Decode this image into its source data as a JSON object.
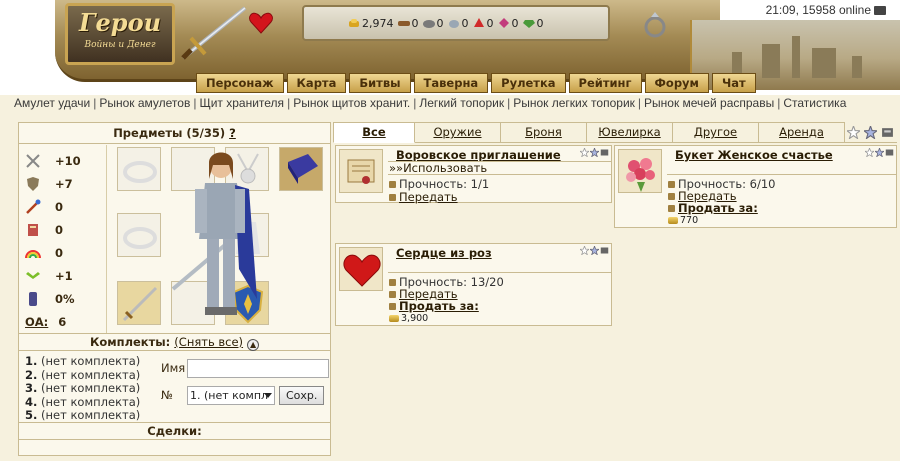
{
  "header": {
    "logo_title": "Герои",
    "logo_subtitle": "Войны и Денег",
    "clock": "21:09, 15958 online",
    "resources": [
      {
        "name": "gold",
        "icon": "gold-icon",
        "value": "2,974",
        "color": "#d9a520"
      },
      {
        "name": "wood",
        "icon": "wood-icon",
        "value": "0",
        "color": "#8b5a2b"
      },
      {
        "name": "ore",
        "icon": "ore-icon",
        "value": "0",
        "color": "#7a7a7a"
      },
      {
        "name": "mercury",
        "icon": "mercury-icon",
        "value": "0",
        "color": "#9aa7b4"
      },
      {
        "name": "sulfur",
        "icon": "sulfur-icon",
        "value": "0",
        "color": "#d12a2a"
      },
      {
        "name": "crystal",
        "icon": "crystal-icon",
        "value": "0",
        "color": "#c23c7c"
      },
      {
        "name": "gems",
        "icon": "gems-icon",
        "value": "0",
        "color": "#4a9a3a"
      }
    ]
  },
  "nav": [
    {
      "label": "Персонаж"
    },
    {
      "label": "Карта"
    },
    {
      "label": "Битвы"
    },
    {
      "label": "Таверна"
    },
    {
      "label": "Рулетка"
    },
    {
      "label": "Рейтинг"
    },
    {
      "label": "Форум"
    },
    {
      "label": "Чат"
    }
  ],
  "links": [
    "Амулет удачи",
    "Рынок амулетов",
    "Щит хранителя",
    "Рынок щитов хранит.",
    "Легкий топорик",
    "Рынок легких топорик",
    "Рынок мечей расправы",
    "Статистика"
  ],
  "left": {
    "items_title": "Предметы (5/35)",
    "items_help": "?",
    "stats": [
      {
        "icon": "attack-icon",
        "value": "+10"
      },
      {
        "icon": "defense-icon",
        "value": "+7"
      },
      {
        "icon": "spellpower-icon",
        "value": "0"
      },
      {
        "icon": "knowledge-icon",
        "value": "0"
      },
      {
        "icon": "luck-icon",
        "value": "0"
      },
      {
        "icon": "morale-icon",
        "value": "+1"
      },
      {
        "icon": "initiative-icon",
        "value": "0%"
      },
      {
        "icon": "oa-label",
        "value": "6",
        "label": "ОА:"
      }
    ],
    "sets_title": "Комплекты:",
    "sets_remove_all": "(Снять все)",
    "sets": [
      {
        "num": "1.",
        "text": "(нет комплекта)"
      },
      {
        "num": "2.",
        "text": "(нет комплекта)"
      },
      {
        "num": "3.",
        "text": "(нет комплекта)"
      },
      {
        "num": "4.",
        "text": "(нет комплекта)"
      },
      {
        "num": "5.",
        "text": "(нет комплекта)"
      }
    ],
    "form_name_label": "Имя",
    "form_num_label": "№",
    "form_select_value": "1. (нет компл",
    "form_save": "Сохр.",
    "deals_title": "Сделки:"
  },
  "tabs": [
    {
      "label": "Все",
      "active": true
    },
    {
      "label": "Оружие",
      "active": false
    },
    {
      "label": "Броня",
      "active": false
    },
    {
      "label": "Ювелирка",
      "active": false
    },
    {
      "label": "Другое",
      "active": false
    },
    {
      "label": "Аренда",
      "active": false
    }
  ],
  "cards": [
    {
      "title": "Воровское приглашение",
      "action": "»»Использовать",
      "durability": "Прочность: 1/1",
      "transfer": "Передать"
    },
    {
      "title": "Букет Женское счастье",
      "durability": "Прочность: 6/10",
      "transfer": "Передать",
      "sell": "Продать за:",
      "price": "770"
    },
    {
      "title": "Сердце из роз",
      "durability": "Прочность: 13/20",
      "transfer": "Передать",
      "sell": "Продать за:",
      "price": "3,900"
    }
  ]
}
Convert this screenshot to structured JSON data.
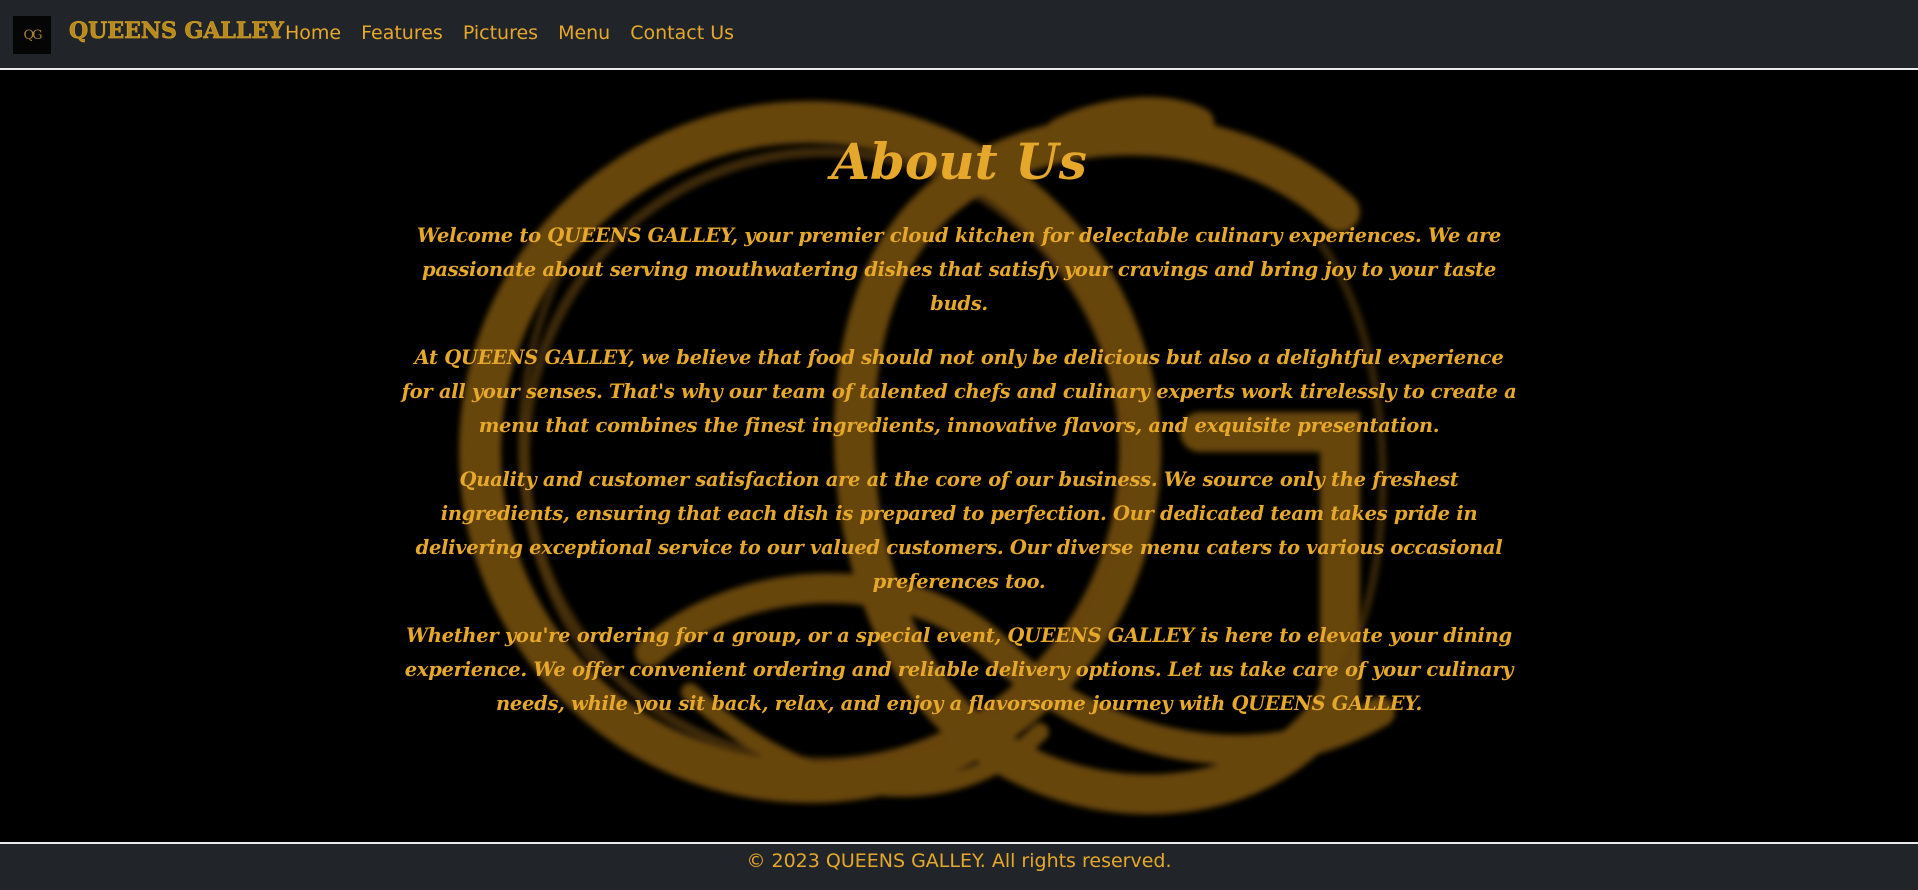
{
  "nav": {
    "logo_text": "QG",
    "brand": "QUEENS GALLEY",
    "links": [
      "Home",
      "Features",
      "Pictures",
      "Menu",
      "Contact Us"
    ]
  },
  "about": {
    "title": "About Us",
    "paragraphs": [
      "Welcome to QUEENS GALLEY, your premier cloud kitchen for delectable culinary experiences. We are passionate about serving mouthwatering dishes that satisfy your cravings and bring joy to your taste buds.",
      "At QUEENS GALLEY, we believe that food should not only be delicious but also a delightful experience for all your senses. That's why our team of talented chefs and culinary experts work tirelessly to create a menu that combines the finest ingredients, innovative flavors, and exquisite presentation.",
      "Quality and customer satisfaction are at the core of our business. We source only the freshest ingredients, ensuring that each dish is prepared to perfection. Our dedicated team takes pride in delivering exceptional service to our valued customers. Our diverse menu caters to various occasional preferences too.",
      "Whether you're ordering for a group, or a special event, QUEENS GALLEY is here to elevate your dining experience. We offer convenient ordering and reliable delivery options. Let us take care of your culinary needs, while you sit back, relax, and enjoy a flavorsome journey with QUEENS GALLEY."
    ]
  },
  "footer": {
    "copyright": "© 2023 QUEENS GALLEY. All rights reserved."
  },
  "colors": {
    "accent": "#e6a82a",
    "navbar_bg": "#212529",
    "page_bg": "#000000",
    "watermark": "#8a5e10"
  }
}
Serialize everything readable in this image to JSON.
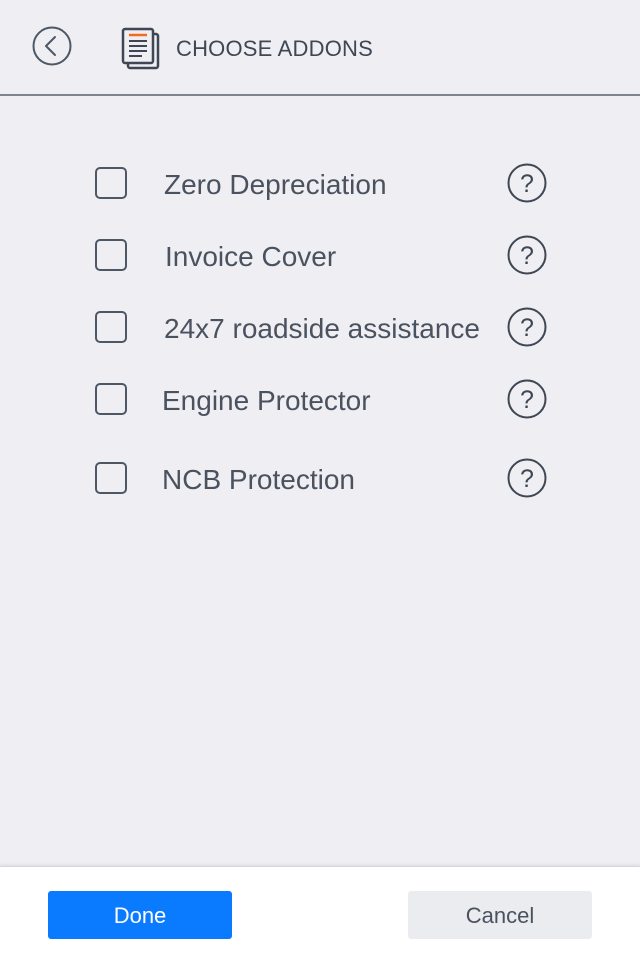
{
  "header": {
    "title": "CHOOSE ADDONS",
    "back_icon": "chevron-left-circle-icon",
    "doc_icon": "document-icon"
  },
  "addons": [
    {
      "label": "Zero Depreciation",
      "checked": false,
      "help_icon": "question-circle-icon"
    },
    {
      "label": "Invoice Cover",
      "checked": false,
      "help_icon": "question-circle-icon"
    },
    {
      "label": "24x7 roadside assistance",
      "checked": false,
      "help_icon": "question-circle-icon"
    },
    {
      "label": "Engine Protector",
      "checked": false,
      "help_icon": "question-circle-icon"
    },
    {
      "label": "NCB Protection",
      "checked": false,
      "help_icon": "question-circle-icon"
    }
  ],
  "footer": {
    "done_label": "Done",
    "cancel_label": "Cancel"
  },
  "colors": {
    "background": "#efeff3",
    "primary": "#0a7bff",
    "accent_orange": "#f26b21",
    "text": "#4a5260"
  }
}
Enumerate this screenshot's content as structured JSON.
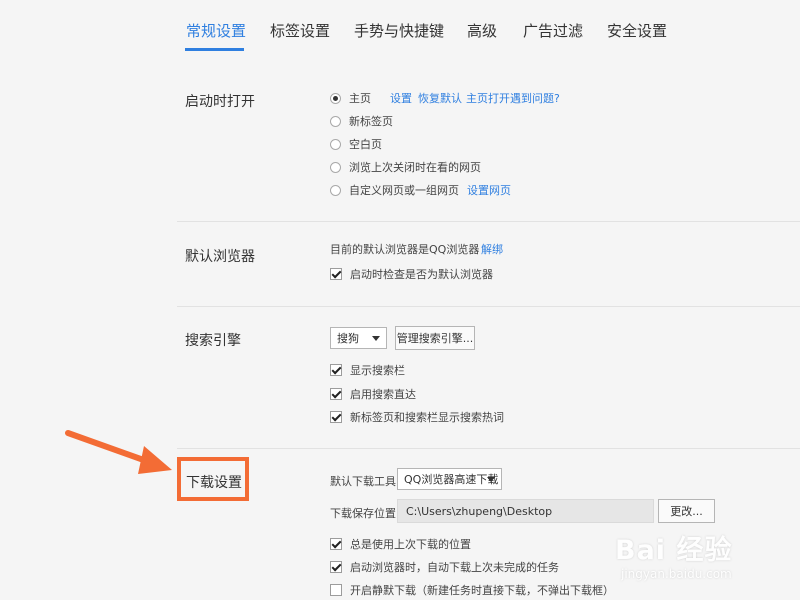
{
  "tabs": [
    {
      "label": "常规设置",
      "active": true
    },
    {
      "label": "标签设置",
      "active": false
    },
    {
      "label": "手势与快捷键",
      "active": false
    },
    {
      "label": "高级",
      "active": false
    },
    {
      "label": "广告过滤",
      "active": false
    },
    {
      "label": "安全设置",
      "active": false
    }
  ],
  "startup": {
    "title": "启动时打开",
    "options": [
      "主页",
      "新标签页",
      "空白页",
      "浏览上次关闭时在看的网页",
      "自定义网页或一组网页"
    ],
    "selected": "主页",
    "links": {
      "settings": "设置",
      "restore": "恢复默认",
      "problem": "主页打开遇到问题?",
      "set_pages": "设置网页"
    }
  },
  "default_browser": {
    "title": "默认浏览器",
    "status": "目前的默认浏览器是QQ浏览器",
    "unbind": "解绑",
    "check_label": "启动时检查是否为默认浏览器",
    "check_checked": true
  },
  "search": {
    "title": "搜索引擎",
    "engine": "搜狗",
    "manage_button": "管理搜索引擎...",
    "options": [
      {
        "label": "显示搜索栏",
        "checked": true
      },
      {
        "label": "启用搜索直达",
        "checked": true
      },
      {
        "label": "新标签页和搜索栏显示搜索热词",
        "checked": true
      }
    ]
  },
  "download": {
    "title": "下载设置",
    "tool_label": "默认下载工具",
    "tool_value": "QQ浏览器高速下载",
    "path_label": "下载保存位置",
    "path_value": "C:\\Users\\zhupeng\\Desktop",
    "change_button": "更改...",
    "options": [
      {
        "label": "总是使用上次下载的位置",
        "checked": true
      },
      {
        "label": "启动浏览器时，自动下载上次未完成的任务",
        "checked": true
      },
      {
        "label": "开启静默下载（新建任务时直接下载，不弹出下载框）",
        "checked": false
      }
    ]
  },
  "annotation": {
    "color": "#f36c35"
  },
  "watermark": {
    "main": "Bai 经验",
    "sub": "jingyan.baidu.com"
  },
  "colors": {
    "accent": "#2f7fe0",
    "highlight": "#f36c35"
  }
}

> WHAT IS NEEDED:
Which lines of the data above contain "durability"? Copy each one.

> FINISHED TASK:
      "durability": "Прочность: 1/1",
      "durability": "Прочность: 6/10",
      "durability": "Прочность: 13/20",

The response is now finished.